A guide for refactoring code Last updated on May 5, 2019


A guide for refactoring code


Initial Review

Here are some questions to think about when looking at and reviewing code.

  • What is the design and structure of the code like?
  • Any repeated code that could be refactored?
  • What are the sizes of methods, modules and classes?
  • How is information passed between objects and methods?
  • What dependencies are there?
  • Is is clear where dependencies come from?
  • Are there any conventions, such as Ruby on Rails design conventions, that could be put into practice more?
  • Do methods and class names describe what they do?

Design Principles

  • Don’t Repeat Yourself - Avoid repeating code, for example using methods and classes, such as Service Objects
  • Inheritance - Base class that child classes share code with
  • Composition - Write code in modules that can be included in other
  • Single Responsibility Principle - Aim for a class or module to be responsible for one purpose
  • Dependency Injection - Dependent code can be added and replaced easily without breaking functionality, for example pass in dependencies as arguments when creating a new instance of a class
  • Separation of Concerns - Ensuring code is modular and uses an interface to interact with other parts of a larger system

Also see the Ruby on Rails conventions and design principles

Design Patterns

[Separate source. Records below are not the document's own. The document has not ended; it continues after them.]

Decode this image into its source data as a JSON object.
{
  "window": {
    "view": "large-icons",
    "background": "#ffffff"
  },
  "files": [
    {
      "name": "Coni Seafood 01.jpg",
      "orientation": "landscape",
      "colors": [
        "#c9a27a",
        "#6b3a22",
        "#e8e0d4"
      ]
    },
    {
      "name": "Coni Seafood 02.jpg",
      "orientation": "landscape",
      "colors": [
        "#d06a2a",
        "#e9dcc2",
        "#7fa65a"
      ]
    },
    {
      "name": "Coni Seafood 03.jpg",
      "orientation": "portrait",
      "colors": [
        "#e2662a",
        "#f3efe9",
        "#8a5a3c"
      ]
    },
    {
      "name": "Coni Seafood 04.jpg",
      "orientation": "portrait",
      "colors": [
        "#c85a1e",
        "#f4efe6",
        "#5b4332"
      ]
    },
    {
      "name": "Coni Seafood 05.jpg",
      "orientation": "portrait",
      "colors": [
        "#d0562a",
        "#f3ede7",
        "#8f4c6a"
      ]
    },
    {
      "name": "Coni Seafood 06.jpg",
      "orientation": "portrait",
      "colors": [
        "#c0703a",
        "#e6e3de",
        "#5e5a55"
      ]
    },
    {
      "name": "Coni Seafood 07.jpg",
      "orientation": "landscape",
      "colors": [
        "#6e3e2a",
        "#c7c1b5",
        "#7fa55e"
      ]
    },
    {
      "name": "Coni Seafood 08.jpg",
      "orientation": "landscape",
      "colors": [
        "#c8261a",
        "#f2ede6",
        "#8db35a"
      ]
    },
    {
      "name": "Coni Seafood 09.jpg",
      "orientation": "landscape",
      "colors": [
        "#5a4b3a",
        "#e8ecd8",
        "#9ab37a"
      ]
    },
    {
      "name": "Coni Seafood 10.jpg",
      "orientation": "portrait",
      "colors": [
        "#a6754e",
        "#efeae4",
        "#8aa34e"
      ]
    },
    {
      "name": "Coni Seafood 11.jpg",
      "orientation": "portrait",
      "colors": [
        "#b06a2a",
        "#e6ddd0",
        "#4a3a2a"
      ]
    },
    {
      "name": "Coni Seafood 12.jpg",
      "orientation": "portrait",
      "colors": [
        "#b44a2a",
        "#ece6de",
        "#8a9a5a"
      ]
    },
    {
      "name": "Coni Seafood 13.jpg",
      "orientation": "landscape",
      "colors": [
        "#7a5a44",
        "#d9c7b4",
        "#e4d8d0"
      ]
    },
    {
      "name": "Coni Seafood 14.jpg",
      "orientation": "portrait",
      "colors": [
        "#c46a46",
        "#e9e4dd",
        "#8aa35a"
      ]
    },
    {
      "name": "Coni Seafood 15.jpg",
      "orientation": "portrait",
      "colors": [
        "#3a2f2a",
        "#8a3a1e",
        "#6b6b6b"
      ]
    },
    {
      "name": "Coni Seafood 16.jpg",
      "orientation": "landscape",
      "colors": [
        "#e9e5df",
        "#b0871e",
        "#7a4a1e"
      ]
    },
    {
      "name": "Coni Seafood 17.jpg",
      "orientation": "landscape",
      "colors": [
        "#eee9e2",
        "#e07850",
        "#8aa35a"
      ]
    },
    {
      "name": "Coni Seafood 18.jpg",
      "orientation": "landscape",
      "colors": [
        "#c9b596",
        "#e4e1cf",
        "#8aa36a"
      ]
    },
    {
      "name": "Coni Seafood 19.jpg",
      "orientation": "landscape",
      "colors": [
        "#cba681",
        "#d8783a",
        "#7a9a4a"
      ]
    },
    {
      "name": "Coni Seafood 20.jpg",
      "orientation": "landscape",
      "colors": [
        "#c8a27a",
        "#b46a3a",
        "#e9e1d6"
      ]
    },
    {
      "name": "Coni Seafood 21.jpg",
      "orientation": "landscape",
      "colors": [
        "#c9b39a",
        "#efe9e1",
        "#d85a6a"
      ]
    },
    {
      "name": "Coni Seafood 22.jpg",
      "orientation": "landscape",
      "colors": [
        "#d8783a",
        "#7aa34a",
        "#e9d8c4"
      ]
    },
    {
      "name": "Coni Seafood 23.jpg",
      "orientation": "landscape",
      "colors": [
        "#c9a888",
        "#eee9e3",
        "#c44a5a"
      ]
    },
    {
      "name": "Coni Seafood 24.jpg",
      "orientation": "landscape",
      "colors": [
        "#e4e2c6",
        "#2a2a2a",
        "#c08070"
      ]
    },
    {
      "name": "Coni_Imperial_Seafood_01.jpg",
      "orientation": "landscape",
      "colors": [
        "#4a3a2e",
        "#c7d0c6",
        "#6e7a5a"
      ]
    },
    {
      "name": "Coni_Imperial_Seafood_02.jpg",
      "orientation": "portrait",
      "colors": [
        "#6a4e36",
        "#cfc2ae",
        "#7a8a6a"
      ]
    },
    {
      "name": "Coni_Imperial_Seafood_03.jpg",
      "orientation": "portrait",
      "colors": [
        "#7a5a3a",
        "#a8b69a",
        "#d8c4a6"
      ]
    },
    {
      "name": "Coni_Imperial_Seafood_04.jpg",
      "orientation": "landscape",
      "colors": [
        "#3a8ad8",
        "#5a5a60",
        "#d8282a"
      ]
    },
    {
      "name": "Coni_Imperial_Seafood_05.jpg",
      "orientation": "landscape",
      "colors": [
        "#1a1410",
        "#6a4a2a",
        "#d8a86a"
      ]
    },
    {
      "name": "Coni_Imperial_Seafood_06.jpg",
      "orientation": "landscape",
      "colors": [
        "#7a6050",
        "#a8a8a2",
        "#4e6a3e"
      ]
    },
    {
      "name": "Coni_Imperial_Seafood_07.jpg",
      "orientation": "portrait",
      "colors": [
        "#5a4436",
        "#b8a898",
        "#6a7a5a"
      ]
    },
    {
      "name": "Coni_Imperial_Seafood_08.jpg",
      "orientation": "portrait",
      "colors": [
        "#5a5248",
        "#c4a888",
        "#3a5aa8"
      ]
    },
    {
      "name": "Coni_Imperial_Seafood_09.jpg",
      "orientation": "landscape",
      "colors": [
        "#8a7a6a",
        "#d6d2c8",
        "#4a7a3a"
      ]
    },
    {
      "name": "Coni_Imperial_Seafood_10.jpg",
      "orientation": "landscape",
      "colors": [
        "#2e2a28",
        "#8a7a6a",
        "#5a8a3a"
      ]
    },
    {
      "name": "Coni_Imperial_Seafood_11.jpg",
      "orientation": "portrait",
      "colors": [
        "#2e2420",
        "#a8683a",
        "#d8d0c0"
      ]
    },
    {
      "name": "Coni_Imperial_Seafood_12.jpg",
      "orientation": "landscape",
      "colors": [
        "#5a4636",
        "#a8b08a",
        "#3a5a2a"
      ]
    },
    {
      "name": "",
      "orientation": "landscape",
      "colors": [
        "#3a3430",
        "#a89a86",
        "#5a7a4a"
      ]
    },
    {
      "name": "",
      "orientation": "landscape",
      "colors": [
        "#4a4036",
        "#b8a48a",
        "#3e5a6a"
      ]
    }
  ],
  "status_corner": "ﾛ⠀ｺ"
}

Here are a few design patterns, outside of the ones built into Ruby on Rails (such as Concerns).

  • Service Objects - Carry out an action an do not hold state. Normally have one public method, such as “call” or “perform”.
  • Presenter - Create an interface to present model records in views
  • Decorator - Add some functionality to another object

Code Extractions

Extractions could be useful when code is repeated, too long, or complex.

  • public methods
  • private methods
  • separate class
  • module that is included as a mixin
  • a set of classes grouped in a namespace
  • a library or gem

Think about design principles and design patterns when extracting code for refactoring in order to ensure long-term maintainability and ease or reading the code by others.

Coding Conventions